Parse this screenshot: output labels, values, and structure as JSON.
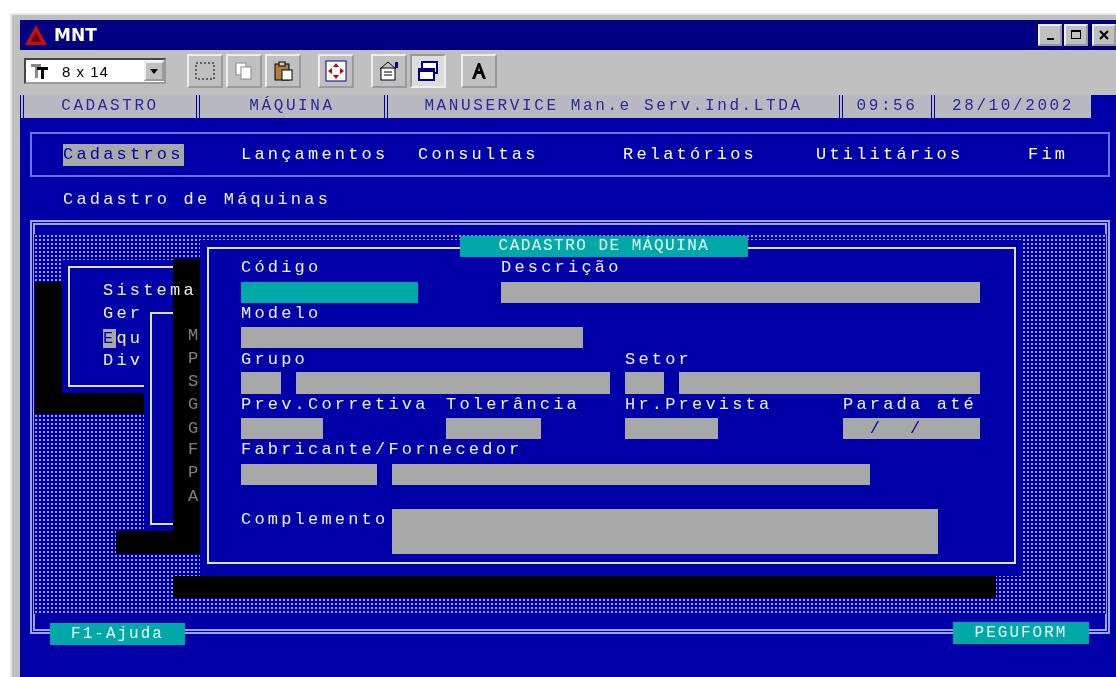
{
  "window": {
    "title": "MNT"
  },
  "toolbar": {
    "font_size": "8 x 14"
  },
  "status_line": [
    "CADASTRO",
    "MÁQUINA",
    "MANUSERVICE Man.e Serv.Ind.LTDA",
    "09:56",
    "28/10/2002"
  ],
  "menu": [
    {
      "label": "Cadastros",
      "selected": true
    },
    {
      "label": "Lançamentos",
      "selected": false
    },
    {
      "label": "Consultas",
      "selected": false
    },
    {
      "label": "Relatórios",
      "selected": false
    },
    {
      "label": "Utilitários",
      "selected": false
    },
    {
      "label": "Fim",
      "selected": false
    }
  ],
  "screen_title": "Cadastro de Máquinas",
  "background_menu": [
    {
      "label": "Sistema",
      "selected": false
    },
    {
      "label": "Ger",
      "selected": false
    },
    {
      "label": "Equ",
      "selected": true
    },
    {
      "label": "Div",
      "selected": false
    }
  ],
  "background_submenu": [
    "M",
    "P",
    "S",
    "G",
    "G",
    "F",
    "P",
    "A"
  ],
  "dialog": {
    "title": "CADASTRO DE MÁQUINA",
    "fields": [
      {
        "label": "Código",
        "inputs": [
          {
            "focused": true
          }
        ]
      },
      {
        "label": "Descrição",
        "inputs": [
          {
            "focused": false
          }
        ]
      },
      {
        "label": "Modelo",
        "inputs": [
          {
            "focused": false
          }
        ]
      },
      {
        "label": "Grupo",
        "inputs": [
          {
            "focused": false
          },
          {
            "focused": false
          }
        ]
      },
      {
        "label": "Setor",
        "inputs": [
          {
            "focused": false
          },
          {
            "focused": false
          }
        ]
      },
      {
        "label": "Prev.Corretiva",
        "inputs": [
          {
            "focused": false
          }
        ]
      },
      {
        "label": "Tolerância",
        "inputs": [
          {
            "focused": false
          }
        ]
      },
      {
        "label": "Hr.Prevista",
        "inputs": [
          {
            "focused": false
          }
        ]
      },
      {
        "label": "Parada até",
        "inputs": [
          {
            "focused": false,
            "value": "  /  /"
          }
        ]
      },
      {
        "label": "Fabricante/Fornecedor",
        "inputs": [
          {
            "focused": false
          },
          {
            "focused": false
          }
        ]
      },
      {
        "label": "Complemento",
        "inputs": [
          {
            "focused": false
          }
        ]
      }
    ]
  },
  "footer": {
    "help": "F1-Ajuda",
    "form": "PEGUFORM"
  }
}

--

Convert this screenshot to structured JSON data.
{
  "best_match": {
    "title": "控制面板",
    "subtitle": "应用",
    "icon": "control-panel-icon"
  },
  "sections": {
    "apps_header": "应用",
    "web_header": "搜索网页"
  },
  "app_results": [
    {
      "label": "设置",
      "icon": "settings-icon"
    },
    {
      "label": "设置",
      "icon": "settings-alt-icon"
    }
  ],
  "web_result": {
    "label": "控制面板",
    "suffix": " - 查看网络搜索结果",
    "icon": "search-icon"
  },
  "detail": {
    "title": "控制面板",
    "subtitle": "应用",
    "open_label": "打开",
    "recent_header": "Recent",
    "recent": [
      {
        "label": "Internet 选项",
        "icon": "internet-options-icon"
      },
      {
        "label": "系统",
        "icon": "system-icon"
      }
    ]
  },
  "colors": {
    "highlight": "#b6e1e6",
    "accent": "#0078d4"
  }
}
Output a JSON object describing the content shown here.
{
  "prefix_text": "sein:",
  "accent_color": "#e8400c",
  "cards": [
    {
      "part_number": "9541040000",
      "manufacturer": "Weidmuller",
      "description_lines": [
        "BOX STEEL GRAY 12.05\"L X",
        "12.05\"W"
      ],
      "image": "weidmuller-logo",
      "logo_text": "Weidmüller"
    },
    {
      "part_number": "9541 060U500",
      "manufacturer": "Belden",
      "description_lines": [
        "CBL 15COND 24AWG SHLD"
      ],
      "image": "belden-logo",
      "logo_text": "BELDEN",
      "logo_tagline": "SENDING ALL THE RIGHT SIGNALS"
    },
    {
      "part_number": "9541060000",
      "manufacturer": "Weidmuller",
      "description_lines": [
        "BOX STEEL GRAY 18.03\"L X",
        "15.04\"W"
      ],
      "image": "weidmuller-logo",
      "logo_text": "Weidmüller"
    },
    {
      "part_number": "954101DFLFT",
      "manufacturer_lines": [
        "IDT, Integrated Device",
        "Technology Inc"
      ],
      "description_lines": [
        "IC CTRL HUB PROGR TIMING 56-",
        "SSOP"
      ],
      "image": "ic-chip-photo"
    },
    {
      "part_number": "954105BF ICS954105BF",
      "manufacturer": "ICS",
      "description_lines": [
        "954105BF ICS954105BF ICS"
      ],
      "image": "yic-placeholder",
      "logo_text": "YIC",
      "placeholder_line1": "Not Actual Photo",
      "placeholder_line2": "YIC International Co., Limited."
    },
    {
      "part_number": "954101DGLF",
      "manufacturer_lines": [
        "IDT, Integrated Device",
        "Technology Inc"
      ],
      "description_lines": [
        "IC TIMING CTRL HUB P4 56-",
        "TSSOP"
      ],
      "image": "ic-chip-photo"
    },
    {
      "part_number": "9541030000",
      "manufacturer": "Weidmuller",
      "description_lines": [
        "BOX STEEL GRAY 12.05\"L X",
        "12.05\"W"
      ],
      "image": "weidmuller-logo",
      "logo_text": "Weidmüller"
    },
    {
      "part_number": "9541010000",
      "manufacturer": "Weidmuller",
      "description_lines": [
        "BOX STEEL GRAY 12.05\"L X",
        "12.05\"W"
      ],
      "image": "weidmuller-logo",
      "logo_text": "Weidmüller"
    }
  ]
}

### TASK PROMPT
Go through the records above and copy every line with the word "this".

### ANSWER BOX
Parse this screenshot: output labels, values, and structure as JSON.
Convert this screenshot to structured JSON data.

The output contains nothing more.